_Stored items_

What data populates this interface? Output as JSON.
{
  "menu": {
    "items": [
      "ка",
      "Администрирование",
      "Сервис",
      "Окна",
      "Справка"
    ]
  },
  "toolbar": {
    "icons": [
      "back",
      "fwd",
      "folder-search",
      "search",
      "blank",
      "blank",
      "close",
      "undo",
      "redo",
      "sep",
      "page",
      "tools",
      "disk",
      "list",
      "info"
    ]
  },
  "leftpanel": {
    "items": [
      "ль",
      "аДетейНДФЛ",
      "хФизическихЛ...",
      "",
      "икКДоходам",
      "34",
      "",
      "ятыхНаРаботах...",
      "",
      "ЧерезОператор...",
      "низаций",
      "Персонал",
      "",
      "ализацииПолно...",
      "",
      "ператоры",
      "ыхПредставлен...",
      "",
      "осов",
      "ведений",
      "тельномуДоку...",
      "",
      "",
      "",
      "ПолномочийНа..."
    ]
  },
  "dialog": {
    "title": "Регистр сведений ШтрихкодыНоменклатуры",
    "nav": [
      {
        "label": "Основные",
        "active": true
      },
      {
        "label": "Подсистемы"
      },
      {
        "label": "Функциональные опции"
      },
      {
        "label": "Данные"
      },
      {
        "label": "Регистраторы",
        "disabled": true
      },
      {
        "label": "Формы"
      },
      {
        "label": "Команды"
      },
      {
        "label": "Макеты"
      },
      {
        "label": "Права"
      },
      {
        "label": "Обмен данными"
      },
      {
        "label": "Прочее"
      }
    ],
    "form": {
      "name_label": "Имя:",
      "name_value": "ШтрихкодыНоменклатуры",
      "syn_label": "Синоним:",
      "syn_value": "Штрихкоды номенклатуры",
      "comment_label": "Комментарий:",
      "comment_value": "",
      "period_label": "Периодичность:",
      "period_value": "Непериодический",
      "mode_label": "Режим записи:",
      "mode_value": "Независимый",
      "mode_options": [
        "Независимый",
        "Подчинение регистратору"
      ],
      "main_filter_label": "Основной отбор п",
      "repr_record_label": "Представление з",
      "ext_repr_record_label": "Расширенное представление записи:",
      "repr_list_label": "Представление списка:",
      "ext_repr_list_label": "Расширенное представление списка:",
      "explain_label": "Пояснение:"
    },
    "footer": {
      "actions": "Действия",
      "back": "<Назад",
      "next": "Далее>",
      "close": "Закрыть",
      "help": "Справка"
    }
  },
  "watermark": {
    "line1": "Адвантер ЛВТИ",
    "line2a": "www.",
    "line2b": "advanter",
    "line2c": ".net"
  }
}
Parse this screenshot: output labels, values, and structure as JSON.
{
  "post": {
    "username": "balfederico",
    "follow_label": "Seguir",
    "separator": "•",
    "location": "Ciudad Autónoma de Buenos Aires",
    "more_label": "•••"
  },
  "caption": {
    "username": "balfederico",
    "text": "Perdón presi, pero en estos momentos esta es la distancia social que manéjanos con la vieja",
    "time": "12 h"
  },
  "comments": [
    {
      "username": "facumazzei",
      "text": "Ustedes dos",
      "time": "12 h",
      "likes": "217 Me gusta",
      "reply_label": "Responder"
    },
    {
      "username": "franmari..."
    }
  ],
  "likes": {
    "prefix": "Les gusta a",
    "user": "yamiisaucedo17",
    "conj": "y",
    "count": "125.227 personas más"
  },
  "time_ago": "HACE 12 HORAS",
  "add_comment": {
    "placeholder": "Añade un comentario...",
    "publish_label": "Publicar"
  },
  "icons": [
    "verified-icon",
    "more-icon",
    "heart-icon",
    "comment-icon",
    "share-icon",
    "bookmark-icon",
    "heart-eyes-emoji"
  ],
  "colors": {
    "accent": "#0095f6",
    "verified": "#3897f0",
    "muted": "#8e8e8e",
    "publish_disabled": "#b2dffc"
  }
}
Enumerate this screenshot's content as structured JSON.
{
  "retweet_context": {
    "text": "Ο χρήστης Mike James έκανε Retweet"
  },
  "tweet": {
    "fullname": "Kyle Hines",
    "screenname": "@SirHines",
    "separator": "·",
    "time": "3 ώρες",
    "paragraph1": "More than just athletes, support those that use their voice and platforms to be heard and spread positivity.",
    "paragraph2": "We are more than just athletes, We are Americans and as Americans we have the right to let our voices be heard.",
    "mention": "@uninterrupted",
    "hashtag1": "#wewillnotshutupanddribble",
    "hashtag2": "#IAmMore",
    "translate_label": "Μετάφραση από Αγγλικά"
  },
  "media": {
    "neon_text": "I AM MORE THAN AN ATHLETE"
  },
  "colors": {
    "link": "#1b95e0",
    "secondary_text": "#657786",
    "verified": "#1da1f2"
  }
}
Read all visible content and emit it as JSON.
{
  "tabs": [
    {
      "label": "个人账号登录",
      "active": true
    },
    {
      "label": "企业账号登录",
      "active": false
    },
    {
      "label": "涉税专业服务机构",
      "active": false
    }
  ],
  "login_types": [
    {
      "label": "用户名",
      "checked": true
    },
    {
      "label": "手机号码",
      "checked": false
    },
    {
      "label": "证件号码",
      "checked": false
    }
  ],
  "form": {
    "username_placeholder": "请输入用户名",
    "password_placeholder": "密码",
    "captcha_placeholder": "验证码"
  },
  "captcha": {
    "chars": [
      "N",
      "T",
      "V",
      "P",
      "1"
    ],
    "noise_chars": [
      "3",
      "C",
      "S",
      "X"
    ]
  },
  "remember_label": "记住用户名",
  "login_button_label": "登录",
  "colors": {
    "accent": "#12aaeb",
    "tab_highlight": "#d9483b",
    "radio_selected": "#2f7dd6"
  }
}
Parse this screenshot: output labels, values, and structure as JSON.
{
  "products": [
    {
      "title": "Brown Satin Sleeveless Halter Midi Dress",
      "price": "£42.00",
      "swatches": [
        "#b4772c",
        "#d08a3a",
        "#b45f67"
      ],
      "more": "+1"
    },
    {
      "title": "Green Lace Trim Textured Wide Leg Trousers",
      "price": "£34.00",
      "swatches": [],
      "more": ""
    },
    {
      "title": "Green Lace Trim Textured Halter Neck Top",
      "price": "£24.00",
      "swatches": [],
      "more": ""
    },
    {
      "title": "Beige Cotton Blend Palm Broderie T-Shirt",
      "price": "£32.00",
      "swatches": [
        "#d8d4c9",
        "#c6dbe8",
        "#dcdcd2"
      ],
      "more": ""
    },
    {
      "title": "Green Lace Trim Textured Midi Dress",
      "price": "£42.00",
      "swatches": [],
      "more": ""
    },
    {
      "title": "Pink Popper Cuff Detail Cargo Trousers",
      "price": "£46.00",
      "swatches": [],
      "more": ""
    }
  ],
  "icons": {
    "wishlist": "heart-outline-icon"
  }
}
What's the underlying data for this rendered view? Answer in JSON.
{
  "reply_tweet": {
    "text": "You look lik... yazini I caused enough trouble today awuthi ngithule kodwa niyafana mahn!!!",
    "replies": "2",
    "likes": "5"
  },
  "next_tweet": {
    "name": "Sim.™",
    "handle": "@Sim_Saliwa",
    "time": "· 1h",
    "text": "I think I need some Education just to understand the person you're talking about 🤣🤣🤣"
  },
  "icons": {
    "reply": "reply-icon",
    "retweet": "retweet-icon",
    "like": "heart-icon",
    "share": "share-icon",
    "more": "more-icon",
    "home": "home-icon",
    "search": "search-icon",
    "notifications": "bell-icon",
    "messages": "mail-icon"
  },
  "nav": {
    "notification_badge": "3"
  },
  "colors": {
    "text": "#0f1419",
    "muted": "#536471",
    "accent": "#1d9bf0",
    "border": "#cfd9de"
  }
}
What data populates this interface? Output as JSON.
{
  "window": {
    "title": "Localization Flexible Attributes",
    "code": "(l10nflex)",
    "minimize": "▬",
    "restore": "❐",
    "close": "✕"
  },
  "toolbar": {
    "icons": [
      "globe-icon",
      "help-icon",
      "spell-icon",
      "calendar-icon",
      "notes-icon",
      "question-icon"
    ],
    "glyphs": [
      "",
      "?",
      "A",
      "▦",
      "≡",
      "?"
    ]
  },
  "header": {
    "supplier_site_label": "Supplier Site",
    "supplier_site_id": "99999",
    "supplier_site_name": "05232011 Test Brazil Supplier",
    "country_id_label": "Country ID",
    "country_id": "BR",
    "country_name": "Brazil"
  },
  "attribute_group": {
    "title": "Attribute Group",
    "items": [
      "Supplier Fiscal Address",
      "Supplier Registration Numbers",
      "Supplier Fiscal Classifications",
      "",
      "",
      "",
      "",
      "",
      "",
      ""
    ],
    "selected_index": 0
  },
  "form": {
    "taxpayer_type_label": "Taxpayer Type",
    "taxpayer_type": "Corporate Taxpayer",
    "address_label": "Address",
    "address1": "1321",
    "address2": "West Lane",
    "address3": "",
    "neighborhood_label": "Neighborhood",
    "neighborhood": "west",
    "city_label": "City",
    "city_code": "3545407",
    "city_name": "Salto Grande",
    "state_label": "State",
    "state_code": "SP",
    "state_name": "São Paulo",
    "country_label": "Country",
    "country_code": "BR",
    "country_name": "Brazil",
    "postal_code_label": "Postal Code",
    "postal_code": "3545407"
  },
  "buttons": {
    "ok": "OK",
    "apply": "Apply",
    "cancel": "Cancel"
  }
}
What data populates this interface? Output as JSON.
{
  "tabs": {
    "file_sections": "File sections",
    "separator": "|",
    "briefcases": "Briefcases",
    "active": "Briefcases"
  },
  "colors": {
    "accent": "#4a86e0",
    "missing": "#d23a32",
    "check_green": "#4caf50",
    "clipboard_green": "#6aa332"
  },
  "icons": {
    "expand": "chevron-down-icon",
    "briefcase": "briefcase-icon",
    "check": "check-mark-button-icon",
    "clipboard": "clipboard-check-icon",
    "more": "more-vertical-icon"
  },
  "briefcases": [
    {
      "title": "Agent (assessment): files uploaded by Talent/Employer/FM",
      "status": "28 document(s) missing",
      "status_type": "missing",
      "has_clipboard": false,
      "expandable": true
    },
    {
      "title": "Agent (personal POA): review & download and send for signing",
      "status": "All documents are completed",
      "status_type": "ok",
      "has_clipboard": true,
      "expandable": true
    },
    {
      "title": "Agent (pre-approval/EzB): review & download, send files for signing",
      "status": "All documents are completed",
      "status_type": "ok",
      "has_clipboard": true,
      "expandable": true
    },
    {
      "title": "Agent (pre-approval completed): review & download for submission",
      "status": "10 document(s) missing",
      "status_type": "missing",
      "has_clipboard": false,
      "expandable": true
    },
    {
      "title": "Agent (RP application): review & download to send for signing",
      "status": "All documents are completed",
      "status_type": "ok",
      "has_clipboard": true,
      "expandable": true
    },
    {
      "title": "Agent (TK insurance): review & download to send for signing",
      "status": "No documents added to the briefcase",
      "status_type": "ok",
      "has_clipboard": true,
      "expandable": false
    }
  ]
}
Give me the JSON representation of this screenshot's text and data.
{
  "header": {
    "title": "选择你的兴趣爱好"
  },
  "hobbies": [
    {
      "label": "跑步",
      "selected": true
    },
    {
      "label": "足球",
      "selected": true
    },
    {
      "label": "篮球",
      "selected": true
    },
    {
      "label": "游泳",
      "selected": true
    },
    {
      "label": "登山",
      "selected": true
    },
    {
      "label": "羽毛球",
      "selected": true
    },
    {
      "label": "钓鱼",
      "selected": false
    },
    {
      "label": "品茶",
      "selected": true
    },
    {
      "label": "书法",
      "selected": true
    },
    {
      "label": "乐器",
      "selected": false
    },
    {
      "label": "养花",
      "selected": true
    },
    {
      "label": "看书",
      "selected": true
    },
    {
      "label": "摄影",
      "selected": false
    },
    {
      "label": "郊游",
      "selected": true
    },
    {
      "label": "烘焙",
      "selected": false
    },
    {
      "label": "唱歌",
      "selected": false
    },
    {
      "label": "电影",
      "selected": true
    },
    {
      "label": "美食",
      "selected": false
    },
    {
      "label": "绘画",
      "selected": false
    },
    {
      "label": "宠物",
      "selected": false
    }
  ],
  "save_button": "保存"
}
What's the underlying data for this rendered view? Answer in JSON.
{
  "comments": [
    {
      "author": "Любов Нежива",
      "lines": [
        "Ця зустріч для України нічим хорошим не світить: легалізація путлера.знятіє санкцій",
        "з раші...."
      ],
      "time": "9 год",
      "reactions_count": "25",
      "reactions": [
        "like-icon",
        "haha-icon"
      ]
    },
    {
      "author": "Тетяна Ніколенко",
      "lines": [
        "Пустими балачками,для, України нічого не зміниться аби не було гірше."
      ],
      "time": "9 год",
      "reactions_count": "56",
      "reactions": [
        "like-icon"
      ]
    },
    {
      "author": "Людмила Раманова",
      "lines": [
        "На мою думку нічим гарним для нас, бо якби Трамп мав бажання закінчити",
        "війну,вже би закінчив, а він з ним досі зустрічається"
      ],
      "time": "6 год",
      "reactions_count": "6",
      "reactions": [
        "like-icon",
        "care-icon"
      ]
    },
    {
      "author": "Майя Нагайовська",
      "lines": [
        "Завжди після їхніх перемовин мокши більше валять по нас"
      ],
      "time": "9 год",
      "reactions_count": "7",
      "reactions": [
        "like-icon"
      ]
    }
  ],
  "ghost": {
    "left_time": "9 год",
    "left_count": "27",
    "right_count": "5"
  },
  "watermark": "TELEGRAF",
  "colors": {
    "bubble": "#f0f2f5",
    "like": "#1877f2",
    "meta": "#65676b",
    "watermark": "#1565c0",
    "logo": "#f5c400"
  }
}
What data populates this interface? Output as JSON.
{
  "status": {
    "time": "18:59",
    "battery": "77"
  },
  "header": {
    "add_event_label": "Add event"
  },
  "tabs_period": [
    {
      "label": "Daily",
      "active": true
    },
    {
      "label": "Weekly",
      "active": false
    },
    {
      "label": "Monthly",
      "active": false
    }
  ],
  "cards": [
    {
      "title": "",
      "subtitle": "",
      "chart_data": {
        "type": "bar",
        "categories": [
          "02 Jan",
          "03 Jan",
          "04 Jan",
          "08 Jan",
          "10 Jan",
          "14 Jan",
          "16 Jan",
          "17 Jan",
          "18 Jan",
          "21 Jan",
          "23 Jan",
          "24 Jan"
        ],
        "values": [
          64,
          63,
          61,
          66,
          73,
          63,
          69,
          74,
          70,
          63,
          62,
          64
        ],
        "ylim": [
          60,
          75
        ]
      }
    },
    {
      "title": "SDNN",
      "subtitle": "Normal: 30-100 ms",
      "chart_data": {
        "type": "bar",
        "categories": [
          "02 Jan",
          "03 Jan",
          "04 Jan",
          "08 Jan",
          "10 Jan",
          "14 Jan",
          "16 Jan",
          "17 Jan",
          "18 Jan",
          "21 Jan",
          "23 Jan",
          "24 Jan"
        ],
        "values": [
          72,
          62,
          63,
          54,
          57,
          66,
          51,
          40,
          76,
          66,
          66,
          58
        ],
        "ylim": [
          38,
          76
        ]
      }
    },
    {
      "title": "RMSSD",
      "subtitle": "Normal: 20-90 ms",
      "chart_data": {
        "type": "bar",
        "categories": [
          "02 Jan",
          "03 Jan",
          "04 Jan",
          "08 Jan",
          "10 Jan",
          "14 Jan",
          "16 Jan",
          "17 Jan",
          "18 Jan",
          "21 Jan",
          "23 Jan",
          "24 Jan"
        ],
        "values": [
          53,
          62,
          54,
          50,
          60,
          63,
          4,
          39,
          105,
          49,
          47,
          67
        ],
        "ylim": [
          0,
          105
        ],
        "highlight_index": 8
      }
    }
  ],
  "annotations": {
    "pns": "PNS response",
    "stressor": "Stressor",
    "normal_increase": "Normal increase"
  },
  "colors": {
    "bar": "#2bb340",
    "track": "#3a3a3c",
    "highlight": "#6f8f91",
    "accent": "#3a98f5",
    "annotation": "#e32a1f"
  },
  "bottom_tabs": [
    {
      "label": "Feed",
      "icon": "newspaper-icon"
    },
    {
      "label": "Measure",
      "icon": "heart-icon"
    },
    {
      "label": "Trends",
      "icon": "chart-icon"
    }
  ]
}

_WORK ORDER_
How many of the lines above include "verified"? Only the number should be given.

_WRITTEN SOLUTION_
3